> _DESCRIPTION OF THE TASK_
Scan the entries for the word "this". Every line that has it should be copied.

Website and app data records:

• • • • • • •

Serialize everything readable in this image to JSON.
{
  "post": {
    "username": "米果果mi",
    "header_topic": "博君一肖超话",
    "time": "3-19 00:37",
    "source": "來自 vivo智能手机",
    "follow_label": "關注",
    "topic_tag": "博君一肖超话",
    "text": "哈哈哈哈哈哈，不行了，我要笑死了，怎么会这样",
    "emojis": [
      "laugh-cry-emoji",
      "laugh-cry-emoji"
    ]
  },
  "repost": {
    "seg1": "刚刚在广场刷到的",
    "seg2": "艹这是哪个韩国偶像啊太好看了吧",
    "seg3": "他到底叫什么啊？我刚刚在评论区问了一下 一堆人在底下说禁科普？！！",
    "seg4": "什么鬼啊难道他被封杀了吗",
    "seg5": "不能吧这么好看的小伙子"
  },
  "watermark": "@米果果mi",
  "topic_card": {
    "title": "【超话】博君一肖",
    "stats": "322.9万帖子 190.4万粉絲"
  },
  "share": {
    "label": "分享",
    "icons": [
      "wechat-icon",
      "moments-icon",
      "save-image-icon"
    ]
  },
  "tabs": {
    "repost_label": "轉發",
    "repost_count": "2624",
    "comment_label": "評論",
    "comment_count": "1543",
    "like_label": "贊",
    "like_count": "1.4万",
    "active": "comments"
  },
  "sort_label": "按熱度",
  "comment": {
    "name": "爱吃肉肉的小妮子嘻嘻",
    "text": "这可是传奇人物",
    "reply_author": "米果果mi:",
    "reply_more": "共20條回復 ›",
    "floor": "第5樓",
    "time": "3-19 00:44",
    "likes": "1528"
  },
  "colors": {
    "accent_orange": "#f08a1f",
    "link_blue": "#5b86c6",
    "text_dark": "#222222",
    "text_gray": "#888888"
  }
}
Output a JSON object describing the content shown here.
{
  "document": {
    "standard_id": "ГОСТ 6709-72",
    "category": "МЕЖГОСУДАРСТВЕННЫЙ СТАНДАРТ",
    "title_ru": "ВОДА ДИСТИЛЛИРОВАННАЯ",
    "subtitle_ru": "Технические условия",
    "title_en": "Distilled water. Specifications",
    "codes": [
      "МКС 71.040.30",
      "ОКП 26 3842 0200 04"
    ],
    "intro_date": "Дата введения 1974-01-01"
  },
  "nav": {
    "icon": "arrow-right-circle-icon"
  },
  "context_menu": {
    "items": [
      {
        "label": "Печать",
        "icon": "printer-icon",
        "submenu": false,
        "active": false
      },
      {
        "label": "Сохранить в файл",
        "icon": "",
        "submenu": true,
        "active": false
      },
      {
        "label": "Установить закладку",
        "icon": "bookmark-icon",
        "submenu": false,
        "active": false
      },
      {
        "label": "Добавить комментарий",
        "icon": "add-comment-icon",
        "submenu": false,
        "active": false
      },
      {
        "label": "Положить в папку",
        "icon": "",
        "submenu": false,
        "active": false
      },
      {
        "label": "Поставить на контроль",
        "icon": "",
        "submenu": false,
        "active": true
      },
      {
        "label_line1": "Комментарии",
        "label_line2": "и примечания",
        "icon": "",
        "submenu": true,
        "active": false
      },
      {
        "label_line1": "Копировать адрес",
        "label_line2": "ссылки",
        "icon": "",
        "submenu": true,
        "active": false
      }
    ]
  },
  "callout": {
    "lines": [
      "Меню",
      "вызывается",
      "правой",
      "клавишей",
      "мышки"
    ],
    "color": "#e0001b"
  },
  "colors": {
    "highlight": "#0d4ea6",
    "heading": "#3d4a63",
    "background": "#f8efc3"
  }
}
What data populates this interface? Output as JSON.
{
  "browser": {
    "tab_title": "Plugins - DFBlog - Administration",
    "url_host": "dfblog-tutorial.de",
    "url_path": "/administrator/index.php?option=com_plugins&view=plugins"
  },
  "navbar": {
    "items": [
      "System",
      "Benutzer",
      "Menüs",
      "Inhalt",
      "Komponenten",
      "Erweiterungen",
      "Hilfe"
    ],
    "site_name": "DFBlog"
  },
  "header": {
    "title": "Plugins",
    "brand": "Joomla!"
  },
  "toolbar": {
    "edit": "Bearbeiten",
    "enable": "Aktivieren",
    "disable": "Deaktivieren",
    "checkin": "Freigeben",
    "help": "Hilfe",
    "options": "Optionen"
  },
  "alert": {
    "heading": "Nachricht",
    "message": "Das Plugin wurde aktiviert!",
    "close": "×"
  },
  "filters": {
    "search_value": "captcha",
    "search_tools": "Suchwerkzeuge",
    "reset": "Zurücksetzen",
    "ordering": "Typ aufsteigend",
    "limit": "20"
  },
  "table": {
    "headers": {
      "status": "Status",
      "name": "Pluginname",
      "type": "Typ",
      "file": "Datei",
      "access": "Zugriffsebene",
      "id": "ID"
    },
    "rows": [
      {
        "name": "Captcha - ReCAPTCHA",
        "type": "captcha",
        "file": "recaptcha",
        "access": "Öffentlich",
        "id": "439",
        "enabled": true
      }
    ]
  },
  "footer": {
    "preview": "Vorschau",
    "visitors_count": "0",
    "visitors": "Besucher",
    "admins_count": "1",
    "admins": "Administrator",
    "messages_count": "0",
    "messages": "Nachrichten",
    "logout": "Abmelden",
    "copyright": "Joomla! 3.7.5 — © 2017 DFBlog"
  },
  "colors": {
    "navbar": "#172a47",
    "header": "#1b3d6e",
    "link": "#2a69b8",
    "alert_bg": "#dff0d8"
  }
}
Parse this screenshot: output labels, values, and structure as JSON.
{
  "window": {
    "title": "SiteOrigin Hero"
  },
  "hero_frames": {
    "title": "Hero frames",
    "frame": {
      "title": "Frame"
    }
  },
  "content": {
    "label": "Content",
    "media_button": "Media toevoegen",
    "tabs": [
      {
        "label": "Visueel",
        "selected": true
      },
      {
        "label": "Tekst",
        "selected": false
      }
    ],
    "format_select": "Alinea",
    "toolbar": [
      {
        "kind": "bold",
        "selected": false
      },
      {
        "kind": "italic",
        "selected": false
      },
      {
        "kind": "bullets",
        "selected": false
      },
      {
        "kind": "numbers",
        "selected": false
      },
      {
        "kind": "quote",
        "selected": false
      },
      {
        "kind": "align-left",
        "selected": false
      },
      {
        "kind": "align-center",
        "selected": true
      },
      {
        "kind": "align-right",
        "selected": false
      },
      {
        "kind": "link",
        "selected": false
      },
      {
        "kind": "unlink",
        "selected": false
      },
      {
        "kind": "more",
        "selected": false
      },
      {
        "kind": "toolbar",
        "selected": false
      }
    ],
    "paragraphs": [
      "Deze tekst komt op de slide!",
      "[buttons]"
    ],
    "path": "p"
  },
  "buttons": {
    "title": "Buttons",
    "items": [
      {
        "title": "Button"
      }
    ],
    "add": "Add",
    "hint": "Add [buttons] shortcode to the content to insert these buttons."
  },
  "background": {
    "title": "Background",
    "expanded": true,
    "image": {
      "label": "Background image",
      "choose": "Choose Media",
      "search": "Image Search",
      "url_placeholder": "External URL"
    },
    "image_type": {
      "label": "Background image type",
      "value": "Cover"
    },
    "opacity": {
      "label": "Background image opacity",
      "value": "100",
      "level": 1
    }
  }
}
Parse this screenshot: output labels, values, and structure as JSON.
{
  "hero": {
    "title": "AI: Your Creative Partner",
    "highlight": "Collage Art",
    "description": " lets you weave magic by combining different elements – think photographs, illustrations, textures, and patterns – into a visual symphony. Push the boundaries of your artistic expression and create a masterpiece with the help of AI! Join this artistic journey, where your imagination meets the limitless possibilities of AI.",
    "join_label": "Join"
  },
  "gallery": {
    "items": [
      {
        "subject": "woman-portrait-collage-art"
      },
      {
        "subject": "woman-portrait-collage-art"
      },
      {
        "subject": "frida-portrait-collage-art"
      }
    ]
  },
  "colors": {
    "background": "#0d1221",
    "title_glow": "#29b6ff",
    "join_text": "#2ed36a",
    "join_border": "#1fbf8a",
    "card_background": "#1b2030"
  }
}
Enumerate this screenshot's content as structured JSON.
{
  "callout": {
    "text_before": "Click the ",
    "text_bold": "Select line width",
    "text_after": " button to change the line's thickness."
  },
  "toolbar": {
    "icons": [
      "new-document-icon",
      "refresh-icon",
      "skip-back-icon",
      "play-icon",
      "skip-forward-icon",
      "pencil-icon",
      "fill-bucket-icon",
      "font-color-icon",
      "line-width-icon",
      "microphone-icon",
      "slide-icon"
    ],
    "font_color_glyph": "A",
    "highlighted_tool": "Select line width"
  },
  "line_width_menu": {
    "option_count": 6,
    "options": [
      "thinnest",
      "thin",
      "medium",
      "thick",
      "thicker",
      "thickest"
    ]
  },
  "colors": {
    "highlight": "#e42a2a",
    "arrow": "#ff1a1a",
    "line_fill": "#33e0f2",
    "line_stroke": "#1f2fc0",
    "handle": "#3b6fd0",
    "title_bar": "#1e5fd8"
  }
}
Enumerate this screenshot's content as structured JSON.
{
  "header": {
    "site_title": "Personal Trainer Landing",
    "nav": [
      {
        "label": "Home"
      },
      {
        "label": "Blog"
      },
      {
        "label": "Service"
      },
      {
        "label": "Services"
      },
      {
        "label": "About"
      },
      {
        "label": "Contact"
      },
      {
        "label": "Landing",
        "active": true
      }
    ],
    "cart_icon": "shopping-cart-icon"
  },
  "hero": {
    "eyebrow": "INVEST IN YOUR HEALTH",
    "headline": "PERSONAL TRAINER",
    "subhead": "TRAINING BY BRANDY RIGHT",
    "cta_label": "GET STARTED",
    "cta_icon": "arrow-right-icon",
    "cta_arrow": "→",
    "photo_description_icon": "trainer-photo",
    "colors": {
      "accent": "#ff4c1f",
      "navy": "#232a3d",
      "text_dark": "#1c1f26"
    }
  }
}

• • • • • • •

> _YOUR RESPONSE_
Serialize everything readable in this image to JSON.
What data populates this interface? Output as JSON.
Parse this screenshot: output labels, values, and structure as JSON.
Parse this screenshot: output labels, values, and structure as JSON.
    "description": " lets you weave magic by combining different elements – think photographs, illustrations, textures, and patterns – into a visual symphony. Push the boundaries of your artistic expression and create a masterpiece with the help of AI! Join this artistic journey, where your imagination meets the limitless possibilities of AI.",
Enumerate this screenshot's content as structured JSON.
Enumerate this screenshot's content as structured JSON.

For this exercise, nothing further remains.